Diamond denies illegal approach for Redpath
April 21, 2012
Sale's Andy Powell celebrates his side's victory over Gloucester © Getty Images
Sale chief executive Steve Diamond has unequivocally denied allegations that his club made an illegal approach to Gloucester head coach Bryan Redpath.
The Sharks this afternoon put one foot in the Heineken Cup by edging their virtual showdown with Gloucester 24-19 at Kingsholm for the last remaining place in next season's competition via the Aviva Premiership. But the match was overshadowed by the controversy involving Redpath, who put in his letter of resignation to Gloucester on Monday which lead to threats of legal action by their director Ryan Walkinshaw if there was evidence to suggest approaches had been made.
The links and rumours that Redpath was going to Sale started circulating a week ago, but Diamond said: "The true version is that we have had no conversations with Bryan Redpath. I have had discussions with his agent since he resigned from here but, up until then, nothing.
"I think he has interviews at Munster and possibly Bath so he has a busy agenda. But, if he is available, we are going to speak with him. Now he is available, he is on our shopping list. We will make a decision at the end of the season. We need someone in place by June 6 for pre-season."
He was asked directly after the match whether Redpath had been contacted by Sale about becoming their coach, and the former hooker said: "Certainly not. That's unequivocal."
Diamond was pleased that Sale have almost put themselves in the Heineken Cup. Only Bath stand in their way and the west-country club need to beat Leicester at Welford Road with a bonus point on the last day of the regular season - May 5 - while Sale have to lose and get nothing at home to Harlequins on the same day to deny the Cheshire club a place in the top European competition.
Diamond said: "It was a good win. It is good to come down here and get the victory. We are on the up and, if we can qualify for Europe, it will be a great result for the club, with the new stadium. It will be really positive for rugby in Manchester.
"We were six points down at half-time but, with the wind and with Nick Macleod's kicking, we just needed to get field position. We are delighted with the second-half performance with the elements. We have young backs and if they get the ball in hand, they can go through gaps. It is always a difficult place to come but it is good to shut their crowd up!"

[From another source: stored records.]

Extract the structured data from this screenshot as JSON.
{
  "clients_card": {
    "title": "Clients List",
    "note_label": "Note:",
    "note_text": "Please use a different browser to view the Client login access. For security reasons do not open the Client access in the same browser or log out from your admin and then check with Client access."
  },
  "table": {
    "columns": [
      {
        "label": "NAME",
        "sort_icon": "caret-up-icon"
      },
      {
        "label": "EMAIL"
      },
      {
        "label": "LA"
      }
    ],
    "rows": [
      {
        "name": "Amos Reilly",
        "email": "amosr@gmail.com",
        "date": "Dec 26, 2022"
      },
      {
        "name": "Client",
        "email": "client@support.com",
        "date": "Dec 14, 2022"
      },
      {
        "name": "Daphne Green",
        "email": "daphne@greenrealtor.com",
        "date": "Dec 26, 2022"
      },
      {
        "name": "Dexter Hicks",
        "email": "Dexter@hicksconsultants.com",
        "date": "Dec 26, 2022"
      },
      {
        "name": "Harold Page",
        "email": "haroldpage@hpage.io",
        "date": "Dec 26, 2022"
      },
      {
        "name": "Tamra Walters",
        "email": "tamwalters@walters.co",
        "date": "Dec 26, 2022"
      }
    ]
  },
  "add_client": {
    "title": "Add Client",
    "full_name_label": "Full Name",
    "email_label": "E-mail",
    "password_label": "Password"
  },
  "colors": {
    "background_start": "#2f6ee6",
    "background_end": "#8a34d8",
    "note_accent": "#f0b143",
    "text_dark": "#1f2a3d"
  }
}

The disruption during the week meant Gloucester forwards coach Carl Hogg took charge of the team for the game. He said: "This week has been emotional for many of the players. It was a special occasion today with a lot of players playing their last games at Kingsholm - Scott Lawson, Alasdair Strokosch, Mike Tindall, Tom Voyce - so there was no lack of endeavour. We just lacked precision.
"We gave away two soft tries and we also didn't manage the wind in the second half and ultimately that was our downfall. But I am very proud of the players' effort and commitment. It has been a difficult week but that group of players have a lot of pride to play in the Cherry and White jersey.
"Today was pretty much a showdown for Heineken Cup qualification and that is also disappointing with the group of players we have coming in next season. We have another game left, though, and we have to look forward."
As for Redpath's resignation, Hogg said it was a shock to everyone. "We had a clear-the-air meeting on Tuesday and in the afternoon we were back to work. We are professional coaches and professional players and we had to move forward."
© ESPN Sports Media Ltd.
Huw Richards profiles French forward Walter Spanghero, a man who even rugby's hard men thought was a tough nut
"To be part of the Commonwealth Games, I'd wear anything. I'd wear a clown suit." Tom Hamilton talks to Scotland's Sean Lamont
Scrum Sevens looks back at how rugby has fared in both the early Olympics and the past four Commonwealth Games
"Cheika's been phenomenal. He gives you an incredible level of mental strength." Tom Hamilton talks to Waratahs star Jacques Potgieter